+++ Material provided +++

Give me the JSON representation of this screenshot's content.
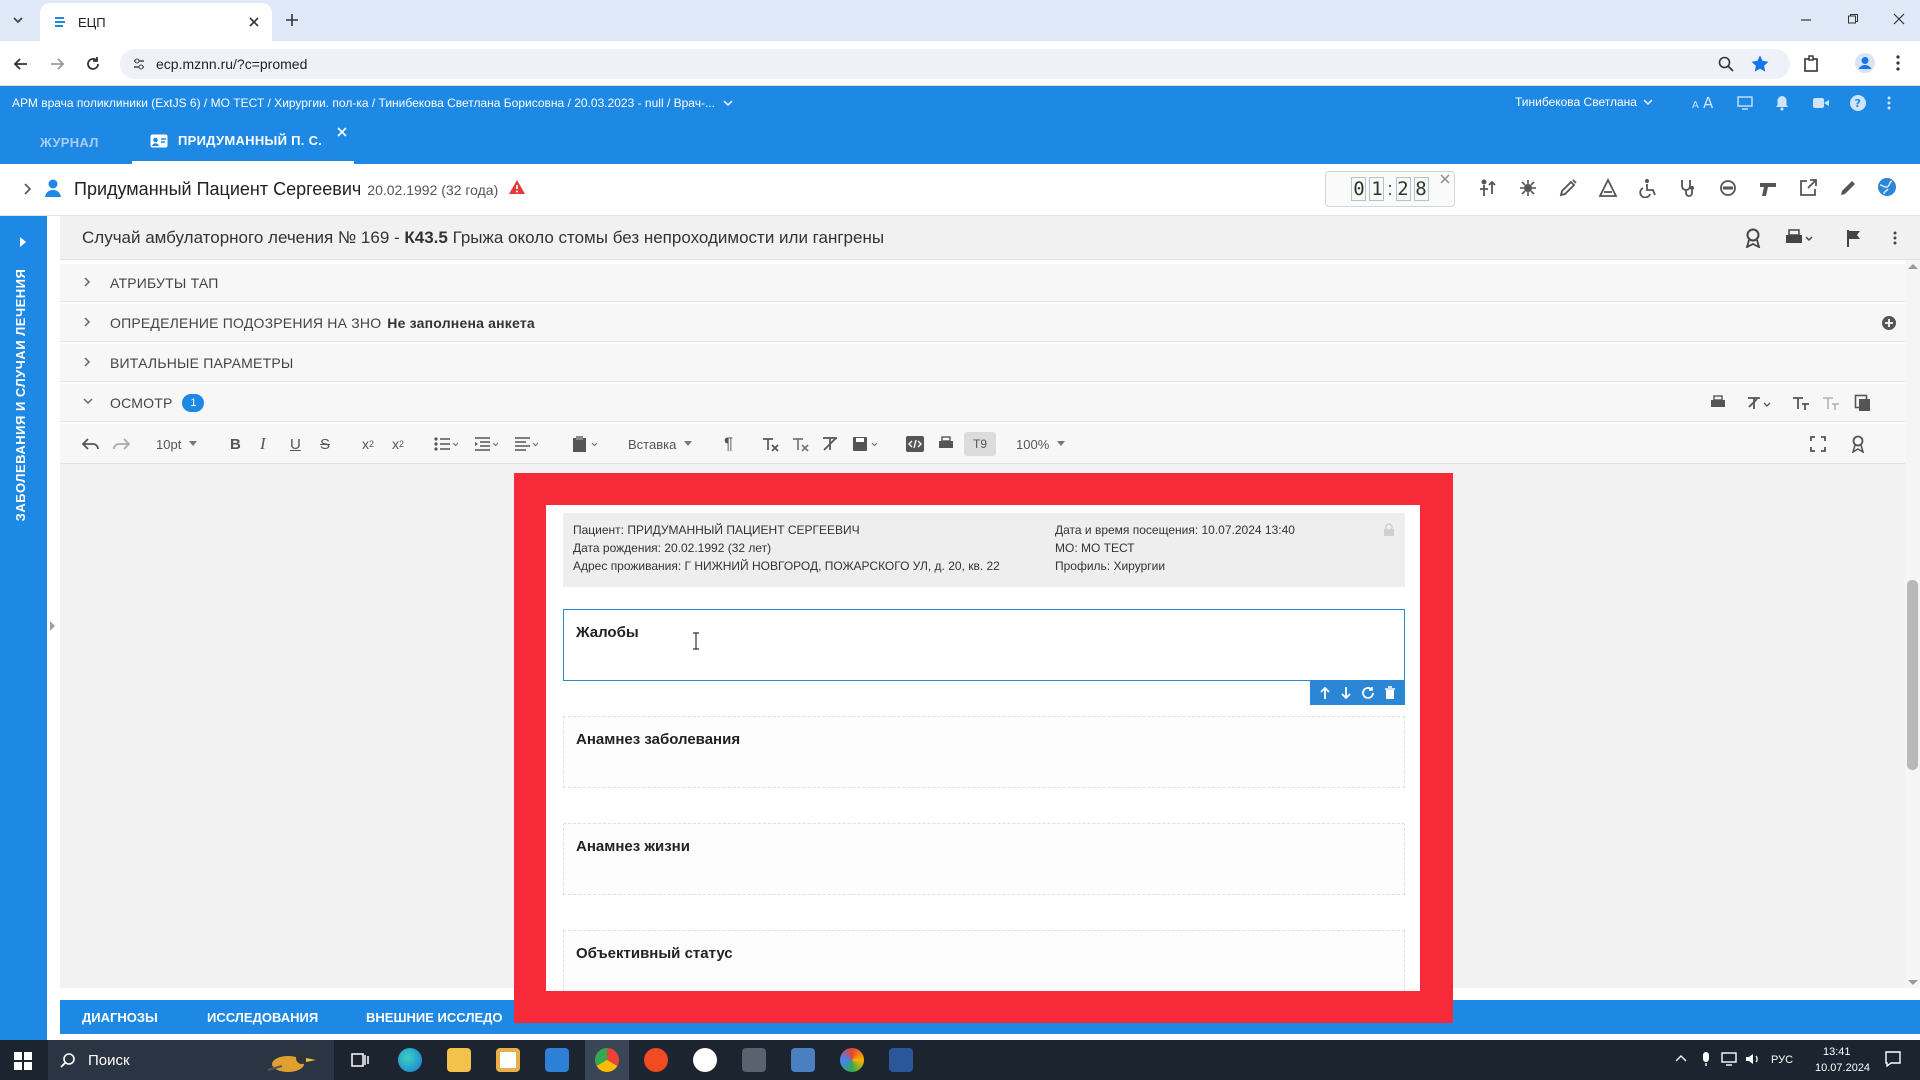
{
  "browser": {
    "tab_title": "ЕЦП",
    "url": "ecp.mznn.ru/?c=promed"
  },
  "app": {
    "breadcrumb": "АРМ врача поликлиники (ExtJS 6) / МО ТЕСТ / Хирургии. пол-ка / Тинибекова Светлана Борисовна / 20.03.2023 - null / Врач-...",
    "user_name": "Тинибекова Светлана",
    "tabs": [
      {
        "label": "ЖУРНАЛ"
      },
      {
        "label": "ПРИДУМАННЫЙ П. С."
      }
    ]
  },
  "patient": {
    "name": "Придуманный Пациент Сергеевич",
    "dob": "20.02.1992 (32 года)",
    "timer": [
      "0",
      "1",
      "2",
      "8"
    ],
    "timer_sep": ":"
  },
  "sidebar": {
    "label": "ЗАБОЛЕВАНИЯ И СЛУЧАИ ЛЕЧЕНИЯ"
  },
  "case": {
    "prefix": "Случай амбулаторного лечения № 169 - ",
    "code": "К43.5",
    "diagnosis": " Грыжа около стомы без непроходимости или гангрены"
  },
  "sections": [
    {
      "label": "АТРИБУТЫ ТАП",
      "extra": ""
    },
    {
      "label": "ОПРЕДЕЛЕНИЕ ПОДОЗРЕНИЯ НА ЗНО",
      "extra": "Не заполнена анкета"
    },
    {
      "label": "ВИТАЛЬНЫЕ ПАРАМЕТРЫ",
      "extra": ""
    },
    {
      "label": "ОСМОТР",
      "badge": "1"
    }
  ],
  "toolbar": {
    "font_size": "10pt",
    "insert": "Вставка",
    "t9": "T9",
    "zoom": "100%"
  },
  "document": {
    "patient": "Пациент: ПРИДУМАННЫЙ ПАЦИЕНТ СЕРГЕЕВИЧ",
    "dob": "Дата рождения: 20.02.1992 (32 лет)",
    "address": "Адрес проживания: Г НИЖНИЙ НОВГОРОД, ПОЖАРСКОГО УЛ, д. 20, кв. 22",
    "visit": "Дата и время посещения: 10.07.2024 13:40",
    "mo": "МО: МО ТЕСТ",
    "profile": "Профиль: Хирургии",
    "fields": [
      {
        "label": "Жалобы"
      },
      {
        "label": "Анамнез заболевания"
      },
      {
        "label": "Анамнез жизни"
      },
      {
        "label": "Объективный статус"
      }
    ]
  },
  "bottom_tabs": [
    {
      "label": "ДИАГНОЗЫ"
    },
    {
      "label": "ИССЛЕДОВАНИЯ"
    },
    {
      "label": "ВНЕШНИЕ ИССЛЕДО"
    }
  ],
  "taskbar": {
    "search": "Поиск",
    "lang": "РУС",
    "time": "13:41",
    "date": "10.07.2024"
  },
  "colors": {
    "brand": "#1e88e5",
    "frame": "#f72a3a",
    "warning": "#e53935"
  }
}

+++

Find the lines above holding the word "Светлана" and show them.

Result of the task -
    "breadcrumb": "АРМ врача поликлиники (ExtJS 6) / МО ТЕСТ / Хирургии. пол-ка / Тинибекова Светлана Борисовна / 20.03.2023 - null / Врач-...",
    "user_name": "Тинибекова Светлана",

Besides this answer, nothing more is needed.